The thoughts and suggestions expressed above are the result of a sincere attempt to rely on professional economic analysis rather than on the useful but often rather emotionally-driven approach of the concerned activist. Thus the focus is on [hopefully] sane and sensible analyses of South Africa's currently serious economic problems based substantially on the standard toolkit that any well-trained economist should have. Any errors and omissions are, of course, for my own account.

A broader objective is to stimulate much wider discussion and debate than is occurring at present on the many new and crucial economic issues involved. The whole world has been changing substantially and quite irreversibly. In South Africa this hard fact and especially its consequences in the economic sphere should perhaps be taken more seriously than seems to be the case at present. If so, this would open up many valuable correctives to our awkward apartheid legacy as well as to the country's serious current economic under-performance - in terms that would meet more effectively the needs of all South Africans especially the majority of the population living in the marginalised sector.

In turn, all these considerations should indicate strongly the urgent current need for pro-active economic planning. However, such a major exercise can only be effective if it is based on much new and focused research as well as on further public discussion. There is clearly a challenging role here for the Africa Institute.

In summary, the three main issues discussed in this paper are

(a) A critical analysis of some root causes of the current problematical economic situation in South Africa. Specific attention is given to

(b) Some key elements of the new "emerging" paradigm/vision of sustainable people-centred development.
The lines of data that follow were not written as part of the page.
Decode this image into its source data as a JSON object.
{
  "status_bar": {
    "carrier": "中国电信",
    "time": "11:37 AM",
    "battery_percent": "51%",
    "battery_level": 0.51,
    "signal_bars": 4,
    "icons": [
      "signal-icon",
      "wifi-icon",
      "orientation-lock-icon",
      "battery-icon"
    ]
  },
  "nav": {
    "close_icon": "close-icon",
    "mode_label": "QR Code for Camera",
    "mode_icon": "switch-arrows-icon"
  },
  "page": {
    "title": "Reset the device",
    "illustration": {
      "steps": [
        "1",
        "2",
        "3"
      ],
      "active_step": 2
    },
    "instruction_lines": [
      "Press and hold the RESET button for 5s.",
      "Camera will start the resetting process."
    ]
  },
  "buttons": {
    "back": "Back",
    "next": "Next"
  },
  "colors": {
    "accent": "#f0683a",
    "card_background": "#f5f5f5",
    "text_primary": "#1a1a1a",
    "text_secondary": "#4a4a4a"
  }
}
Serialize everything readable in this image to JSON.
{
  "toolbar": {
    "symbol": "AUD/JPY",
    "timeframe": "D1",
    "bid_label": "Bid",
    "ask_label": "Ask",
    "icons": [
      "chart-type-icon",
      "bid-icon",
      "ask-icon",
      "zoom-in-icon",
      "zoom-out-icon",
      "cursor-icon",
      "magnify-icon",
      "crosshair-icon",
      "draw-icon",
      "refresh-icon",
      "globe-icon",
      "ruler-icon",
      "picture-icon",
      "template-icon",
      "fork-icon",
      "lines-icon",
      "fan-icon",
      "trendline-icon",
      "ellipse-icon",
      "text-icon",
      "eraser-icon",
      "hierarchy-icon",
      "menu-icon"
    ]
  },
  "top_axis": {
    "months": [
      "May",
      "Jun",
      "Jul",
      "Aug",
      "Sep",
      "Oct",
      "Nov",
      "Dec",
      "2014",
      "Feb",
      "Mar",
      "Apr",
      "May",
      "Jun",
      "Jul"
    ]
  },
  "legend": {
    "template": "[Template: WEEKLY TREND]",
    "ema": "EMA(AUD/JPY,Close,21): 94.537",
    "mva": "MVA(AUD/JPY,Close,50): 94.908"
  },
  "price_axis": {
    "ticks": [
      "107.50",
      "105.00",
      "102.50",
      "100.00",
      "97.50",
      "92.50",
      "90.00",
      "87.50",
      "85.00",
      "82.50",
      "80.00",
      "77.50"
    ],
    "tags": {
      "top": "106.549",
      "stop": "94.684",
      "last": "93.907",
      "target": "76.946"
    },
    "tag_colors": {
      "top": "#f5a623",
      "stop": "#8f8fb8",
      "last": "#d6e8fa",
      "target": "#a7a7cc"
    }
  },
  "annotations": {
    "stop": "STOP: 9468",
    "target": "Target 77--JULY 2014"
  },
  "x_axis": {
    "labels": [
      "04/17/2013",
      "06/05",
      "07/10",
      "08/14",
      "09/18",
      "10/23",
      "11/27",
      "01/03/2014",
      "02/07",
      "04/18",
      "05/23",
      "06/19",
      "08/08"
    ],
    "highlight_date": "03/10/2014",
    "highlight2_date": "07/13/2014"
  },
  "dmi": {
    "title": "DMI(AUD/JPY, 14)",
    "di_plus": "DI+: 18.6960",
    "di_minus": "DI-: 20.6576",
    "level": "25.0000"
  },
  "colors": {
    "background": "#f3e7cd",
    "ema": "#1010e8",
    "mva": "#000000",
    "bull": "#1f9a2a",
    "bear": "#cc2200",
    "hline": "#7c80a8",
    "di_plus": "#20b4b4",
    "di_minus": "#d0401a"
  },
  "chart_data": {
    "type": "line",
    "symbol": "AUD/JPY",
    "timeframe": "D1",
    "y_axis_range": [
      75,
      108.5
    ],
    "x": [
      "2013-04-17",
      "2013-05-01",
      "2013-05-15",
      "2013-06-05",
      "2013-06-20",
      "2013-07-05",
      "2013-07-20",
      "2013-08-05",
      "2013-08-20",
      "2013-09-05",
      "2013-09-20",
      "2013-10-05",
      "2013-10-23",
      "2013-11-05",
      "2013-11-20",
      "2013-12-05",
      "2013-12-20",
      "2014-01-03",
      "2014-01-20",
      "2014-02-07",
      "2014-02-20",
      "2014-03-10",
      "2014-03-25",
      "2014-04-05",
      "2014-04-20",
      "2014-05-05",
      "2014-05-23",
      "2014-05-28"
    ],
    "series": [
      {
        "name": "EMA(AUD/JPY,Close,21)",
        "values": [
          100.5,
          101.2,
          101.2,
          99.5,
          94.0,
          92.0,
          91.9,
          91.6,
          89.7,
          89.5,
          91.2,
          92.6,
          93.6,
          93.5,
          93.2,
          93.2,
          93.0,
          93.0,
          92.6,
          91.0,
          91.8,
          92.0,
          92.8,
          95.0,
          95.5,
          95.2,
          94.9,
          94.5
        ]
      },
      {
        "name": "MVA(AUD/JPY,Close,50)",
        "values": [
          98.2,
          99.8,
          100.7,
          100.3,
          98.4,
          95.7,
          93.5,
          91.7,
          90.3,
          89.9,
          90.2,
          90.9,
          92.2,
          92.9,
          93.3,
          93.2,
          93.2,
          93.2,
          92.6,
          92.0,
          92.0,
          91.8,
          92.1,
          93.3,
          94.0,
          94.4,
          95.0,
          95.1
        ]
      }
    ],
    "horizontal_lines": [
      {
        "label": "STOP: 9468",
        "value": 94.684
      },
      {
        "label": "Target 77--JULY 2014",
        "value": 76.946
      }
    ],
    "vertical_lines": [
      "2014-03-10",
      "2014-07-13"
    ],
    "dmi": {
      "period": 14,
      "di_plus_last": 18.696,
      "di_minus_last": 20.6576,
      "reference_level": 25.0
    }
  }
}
These elements are

(c) Localisation alternatives to current globalisation demands: Ten policy proposals.

List of references
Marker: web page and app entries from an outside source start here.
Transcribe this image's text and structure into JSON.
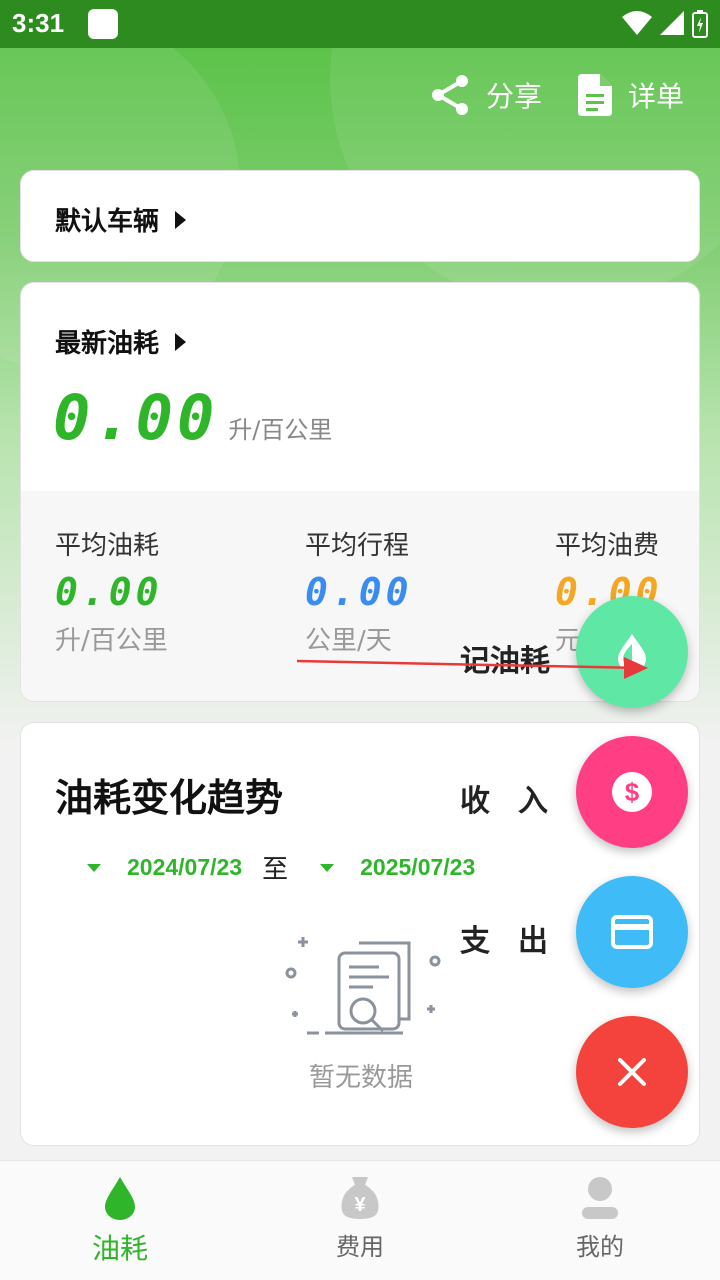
{
  "status_bar": {
    "time": "3:31"
  },
  "header": {
    "share_label": "分享",
    "detail_label": "详单"
  },
  "vehicle": {
    "label": "默认车辆"
  },
  "latest": {
    "title": "最新油耗",
    "value": "0.00",
    "unit": "升/百公里"
  },
  "stats": [
    {
      "title": "平均油耗",
      "value": "0.00",
      "unit": "升/百公里",
      "color": "#2fb52a"
    },
    {
      "title": "平均行程",
      "value": "0.00",
      "unit": "公里/天",
      "color": "#3b8cf0"
    },
    {
      "title": "平均油费",
      "value": "0.00",
      "unit": "元",
      "color": "#f5a623"
    }
  ],
  "trend": {
    "title": "油耗变化趋势",
    "start_date": "2024/07/23",
    "separator": "至",
    "end_date": "2025/07/23",
    "empty_text": "暂无数据"
  },
  "fab_menu": {
    "fuel_label": "记油耗",
    "income_label": "收入",
    "expense_label": "支出"
  },
  "bottom_nav": [
    {
      "label": "油耗",
      "active": true
    },
    {
      "label": "费用",
      "active": false
    },
    {
      "label": "我的",
      "active": false
    }
  ],
  "colors": {
    "brand_green": "#2fb52a",
    "status_bar": "#2e8b1f"
  }
}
  1. M. Rowbotham, The Importance of New Economics for South Africa, Feedback to the SANE Foundation after a personal invitation to visit the country in 2000.
  2. UNDP, The Case against the Global Economy, United Nations, 1997.
  3. J.A. Lombard, Globalisation, Structural Unemployment and Inward Industrialisation in South Africa, unpublished note, 2000.
  4. George Soros, Capital Crimes, Atlantic Monthly, January 1997.
  5. James Robertson, The New Economics of Sustainable Development, A Report for the European Commission, 1997.
  6. Thomas Kuhn, The Structure of Scientific Revolutions, Chicago: University of Chicago Press, 1970.
  7. W. Sachs, On the Archeology of the Development Idea, Mimeo, Pennsylvania State University, 1989.
  8. P. Ekins, M. Hillman and R. Hutchison, Wealth Beyond Measure, Gaia Books Ltd., 1992.
  9. A. Trowbridge, unpublished writings, late 'nineties.
  10. R. Douthwaite, Good and Bad Growth, unpublished article, 1998.
  11. A. C. Pigou, The Economics of Welfare, 4th edition, London: Macmillan, 1932.
  12. Daly, Herman E. and John B. Cobb, Jr., For the Common Good, 2nd edition, Boston:
           Beacon Press, 1994; and P. Ekins, Harnessing Trade to Sustainable Development,
           Green College Centre for Environmental Policy and Understanding, Oxford, 1995.
  13. R. Douthwaite, Feedback to the SANE Foundation [and others], after a personal visit to South Africa following a SANE invitation, 2001.
  14. R. Douthwaite, Short Circuit: Strengthening Local Economies for Security in an
     Unstable World
    , Green Books, Devon, 1996.

The SANE Foundation can be contacted by e-mail at [email protected].

Johan van Zyl,
School for Public Administration and Management,
University of Pretoria.
May 2001.